Work to complete -
Can you copy out the data exactly? Leave the images out.
_ _ _ _ _
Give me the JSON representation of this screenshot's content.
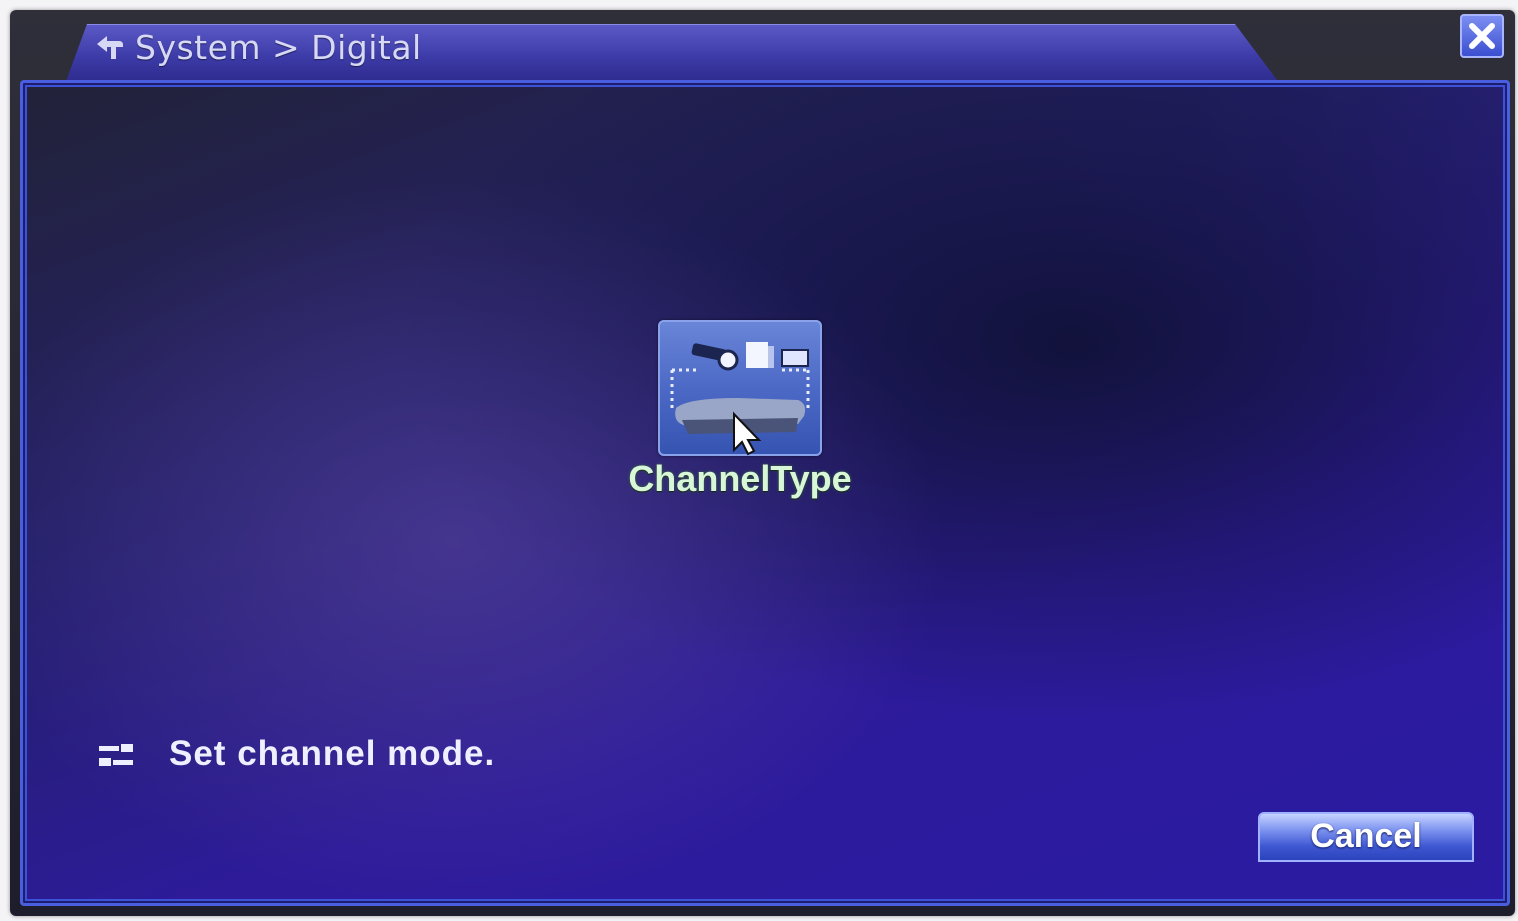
{
  "window": {
    "breadcrumb": "System > Digital"
  },
  "main": {
    "menu_item": {
      "label": "ChannelType",
      "icon": "channel-type-icon"
    },
    "hint": "Set channel mode."
  },
  "footer": {
    "cancel_label": "Cancel"
  },
  "colors": {
    "accent": "#4a5fe0",
    "panel_background": "#2a1ba2",
    "label_green": "#d8f7d8"
  }
}
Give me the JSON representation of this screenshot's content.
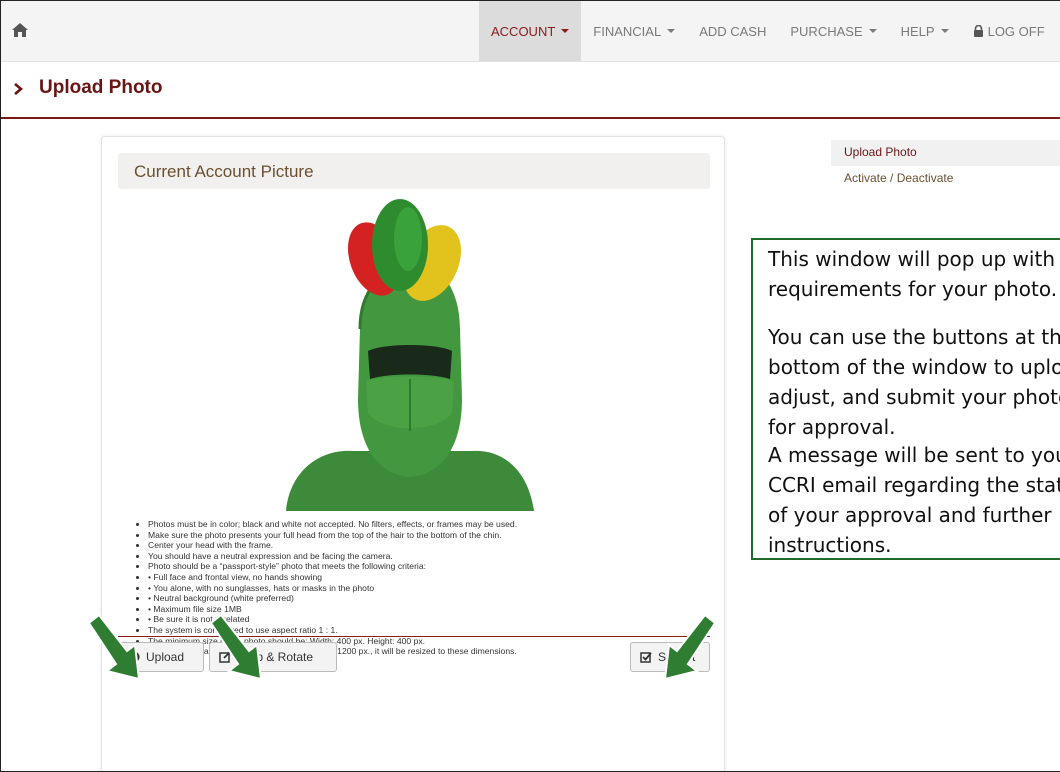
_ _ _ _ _
Response area -
Give me the JSON representation of this screenshot's content.
{
  "window": {
    "breadcrumb": "System > Digital"
  },
  "main": {
    "menu_item": {
      "label": "ChannelType",
      "icon": "channel-type-icon"
    },
    "hint": "Set channel mode."
  },
  "footer": {
    "cancel_label": "Cancel"
  },
  "colors": {
    "accent": "#4a5fe0",
    "panel_background": "#2a1ba2",
    "label_green": "#d8f7d8"
  }
}
Give me the JSON representation of this screenshot's content.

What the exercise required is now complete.